### What this task involves
Search the material and gather each line with "data" in it.
[[ Information given open ]]
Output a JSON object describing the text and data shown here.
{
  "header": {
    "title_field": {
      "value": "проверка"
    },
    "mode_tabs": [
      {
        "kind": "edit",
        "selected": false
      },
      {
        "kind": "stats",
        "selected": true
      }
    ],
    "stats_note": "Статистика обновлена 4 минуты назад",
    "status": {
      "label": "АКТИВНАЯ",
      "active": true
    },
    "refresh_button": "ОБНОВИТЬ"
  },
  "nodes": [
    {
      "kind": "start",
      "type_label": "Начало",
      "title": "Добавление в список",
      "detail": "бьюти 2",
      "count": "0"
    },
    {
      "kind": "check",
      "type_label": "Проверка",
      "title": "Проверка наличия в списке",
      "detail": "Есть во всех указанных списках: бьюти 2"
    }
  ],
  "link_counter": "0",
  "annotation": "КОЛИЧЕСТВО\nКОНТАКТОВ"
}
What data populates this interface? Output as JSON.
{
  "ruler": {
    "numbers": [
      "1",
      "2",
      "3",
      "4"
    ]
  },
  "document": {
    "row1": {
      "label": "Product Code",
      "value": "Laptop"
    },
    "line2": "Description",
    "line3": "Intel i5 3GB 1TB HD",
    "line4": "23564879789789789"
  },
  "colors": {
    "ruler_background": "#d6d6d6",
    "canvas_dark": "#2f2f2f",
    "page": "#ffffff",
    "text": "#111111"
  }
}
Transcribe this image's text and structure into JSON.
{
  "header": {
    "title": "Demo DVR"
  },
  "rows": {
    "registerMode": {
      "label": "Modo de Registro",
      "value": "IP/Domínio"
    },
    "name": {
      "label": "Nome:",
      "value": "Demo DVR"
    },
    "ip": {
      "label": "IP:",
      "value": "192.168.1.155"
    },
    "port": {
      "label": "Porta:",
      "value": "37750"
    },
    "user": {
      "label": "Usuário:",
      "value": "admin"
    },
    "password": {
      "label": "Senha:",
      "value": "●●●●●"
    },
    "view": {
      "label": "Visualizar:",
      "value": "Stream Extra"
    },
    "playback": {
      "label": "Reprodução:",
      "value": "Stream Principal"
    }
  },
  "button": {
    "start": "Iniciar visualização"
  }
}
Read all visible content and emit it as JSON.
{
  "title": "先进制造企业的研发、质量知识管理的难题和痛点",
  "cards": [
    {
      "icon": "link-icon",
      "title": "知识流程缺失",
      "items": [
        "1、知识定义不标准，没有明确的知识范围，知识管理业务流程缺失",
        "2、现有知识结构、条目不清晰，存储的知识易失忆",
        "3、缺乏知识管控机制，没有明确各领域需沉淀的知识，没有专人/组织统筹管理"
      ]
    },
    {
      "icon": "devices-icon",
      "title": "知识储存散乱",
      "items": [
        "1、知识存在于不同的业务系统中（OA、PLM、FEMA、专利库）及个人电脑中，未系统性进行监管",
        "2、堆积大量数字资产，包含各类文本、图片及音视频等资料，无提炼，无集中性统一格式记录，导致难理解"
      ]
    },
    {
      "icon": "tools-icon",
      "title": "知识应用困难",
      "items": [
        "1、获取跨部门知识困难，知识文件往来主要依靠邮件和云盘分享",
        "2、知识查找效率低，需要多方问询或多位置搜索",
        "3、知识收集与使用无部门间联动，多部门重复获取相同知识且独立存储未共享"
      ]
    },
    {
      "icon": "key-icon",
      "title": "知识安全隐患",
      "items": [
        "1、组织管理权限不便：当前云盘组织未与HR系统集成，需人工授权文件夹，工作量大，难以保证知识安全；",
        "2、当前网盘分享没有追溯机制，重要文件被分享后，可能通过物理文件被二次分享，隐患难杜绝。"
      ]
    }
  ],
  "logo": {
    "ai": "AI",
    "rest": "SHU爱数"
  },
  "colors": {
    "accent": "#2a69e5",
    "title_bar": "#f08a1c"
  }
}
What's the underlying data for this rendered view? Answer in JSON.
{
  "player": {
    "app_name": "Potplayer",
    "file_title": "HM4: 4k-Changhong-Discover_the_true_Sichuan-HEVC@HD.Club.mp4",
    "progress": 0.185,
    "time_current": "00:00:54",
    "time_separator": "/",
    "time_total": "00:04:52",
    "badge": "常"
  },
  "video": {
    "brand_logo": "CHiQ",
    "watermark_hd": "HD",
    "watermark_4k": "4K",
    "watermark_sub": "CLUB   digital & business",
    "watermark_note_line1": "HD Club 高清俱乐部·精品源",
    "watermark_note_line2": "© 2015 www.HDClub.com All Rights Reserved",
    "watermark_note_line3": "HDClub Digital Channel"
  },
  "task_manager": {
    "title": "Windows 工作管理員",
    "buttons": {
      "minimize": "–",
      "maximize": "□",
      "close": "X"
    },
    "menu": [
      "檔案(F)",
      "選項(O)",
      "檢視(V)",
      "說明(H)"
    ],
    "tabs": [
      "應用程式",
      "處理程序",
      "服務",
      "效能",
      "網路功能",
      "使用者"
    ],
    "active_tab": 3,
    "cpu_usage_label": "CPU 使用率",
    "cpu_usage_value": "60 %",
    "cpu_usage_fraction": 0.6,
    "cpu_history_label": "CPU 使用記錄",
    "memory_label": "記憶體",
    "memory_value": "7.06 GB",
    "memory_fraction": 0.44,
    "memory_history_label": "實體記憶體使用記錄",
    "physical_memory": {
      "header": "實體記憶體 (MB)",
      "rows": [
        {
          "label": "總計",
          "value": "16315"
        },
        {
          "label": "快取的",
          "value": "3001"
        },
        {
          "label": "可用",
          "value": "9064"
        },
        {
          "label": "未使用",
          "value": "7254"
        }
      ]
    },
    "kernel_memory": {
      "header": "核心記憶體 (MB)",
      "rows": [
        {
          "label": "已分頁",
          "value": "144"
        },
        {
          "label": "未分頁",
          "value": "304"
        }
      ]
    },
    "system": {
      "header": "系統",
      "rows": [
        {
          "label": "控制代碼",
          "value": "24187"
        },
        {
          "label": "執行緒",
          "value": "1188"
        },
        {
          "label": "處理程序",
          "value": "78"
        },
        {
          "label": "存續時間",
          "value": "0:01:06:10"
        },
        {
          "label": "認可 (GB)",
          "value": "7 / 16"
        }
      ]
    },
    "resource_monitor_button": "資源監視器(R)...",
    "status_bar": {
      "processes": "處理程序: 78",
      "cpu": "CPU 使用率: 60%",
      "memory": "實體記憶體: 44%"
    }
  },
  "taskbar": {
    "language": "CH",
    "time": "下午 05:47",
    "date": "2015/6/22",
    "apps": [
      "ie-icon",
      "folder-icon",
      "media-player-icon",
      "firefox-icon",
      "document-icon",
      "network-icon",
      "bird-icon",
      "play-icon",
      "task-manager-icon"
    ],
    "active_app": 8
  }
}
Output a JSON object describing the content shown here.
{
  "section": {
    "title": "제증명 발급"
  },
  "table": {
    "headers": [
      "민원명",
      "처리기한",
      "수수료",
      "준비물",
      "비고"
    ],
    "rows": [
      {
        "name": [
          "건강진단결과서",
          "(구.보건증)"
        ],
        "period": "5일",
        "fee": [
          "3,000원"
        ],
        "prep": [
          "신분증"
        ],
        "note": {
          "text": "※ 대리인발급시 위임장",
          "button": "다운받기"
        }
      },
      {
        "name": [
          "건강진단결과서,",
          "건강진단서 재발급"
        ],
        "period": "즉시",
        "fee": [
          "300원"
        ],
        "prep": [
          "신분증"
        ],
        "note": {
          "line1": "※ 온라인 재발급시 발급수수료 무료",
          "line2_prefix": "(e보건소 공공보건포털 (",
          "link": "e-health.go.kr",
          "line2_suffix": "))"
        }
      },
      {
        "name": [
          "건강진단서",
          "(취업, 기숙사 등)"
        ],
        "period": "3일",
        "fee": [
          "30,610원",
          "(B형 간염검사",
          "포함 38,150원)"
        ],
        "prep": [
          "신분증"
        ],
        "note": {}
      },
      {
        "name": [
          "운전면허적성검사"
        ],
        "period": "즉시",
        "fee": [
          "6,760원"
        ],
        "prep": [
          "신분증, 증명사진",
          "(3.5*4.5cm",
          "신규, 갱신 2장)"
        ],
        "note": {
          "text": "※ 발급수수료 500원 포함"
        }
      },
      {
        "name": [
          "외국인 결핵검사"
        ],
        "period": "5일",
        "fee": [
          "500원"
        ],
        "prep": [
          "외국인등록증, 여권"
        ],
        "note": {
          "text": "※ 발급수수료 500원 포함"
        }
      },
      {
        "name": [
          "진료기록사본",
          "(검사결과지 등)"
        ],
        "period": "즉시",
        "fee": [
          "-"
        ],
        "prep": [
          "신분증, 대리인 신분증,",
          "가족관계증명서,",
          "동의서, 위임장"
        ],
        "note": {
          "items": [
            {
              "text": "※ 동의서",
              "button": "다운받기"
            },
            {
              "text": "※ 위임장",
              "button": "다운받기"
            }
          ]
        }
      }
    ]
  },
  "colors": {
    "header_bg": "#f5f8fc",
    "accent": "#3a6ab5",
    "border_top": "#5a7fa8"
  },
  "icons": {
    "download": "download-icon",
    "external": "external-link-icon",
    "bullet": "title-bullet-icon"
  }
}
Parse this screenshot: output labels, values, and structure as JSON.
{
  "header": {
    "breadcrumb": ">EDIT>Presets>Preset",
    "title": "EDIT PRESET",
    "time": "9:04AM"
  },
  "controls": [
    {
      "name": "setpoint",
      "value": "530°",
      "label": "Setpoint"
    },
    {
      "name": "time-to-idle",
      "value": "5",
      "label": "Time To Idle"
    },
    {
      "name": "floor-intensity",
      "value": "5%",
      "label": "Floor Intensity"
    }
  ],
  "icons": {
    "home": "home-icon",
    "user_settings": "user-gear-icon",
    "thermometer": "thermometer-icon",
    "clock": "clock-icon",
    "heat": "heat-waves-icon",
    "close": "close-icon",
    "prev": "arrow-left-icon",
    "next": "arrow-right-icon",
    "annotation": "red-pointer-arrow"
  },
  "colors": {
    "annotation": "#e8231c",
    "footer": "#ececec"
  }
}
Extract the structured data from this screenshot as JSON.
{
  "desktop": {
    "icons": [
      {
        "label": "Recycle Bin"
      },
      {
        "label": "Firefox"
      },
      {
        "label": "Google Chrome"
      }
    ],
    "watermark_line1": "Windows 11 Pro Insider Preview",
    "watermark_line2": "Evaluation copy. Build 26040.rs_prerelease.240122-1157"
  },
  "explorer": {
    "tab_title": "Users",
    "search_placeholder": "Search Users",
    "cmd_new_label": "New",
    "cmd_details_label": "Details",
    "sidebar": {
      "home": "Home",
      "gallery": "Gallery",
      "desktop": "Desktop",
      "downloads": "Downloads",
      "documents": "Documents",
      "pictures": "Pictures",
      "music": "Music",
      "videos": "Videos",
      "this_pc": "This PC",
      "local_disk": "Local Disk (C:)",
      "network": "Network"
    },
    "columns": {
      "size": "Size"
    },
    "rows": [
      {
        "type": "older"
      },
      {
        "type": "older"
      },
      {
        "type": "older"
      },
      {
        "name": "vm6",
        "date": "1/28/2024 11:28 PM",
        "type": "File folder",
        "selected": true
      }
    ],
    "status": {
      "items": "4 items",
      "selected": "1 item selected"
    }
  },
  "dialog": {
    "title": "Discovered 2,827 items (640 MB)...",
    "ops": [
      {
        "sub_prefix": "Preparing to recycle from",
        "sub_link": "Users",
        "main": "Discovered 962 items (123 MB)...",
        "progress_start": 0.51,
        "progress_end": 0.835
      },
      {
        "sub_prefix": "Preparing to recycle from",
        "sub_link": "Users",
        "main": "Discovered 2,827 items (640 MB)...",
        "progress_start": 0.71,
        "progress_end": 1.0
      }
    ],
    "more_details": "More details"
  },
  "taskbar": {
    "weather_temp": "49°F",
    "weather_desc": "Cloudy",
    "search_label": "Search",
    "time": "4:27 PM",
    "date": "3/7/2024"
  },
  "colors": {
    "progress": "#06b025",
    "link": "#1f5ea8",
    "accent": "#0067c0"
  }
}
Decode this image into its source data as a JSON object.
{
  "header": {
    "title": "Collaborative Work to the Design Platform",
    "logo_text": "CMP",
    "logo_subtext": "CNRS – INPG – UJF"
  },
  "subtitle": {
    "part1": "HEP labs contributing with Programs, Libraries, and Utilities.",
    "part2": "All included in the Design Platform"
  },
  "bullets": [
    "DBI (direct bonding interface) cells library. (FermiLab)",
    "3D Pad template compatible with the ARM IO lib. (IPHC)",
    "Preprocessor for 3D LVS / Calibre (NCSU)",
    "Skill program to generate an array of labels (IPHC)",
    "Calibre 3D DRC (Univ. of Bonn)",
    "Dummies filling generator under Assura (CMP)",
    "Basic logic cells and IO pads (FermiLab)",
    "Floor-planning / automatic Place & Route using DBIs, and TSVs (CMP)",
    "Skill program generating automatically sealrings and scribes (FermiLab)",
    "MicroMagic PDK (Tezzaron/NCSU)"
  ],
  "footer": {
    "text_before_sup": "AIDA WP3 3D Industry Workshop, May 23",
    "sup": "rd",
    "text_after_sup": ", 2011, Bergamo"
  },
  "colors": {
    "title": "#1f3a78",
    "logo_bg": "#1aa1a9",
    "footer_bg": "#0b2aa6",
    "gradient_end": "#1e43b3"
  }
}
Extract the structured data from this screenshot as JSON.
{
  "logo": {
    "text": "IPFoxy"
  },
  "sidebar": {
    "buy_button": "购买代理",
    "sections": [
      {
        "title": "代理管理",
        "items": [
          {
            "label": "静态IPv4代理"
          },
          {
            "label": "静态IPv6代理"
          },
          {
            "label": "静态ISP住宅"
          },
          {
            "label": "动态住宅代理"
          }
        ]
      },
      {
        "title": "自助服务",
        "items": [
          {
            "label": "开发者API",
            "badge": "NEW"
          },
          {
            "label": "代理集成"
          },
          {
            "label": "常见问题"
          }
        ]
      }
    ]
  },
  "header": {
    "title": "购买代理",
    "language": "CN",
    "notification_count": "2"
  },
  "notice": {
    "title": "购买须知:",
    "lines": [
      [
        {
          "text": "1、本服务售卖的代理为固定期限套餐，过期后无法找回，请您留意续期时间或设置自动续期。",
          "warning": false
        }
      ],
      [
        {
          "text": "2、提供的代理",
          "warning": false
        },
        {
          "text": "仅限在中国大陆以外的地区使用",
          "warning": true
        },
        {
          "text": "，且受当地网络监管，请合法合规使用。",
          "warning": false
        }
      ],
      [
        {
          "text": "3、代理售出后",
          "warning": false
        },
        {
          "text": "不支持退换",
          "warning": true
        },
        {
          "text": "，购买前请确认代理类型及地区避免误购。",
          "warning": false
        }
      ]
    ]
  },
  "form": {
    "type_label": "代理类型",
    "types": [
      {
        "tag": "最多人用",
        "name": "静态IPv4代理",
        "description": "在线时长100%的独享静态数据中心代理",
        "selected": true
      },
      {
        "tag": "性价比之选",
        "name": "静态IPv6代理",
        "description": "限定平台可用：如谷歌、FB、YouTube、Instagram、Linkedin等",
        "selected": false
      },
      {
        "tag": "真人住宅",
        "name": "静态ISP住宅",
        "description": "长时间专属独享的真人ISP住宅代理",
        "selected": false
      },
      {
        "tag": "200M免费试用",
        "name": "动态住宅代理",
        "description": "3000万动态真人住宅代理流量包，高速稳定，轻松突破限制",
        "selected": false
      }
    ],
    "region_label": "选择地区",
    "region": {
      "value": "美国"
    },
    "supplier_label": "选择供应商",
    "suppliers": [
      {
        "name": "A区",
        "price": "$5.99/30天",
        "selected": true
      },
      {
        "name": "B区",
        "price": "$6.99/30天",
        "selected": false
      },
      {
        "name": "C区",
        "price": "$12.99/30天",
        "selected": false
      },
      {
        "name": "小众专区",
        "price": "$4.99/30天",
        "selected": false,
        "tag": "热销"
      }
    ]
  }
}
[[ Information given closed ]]
### Solution
Output a JSON object describing the text and data shown here.
What data populates this interface? Output as JSON.
What's the underlying data for this rendered view? Answer in JSON.
Extract the structured data from this screenshot as JSON.
Decode this image into its source data as a JSON object.
Extract the structured data from this screenshot as JSON.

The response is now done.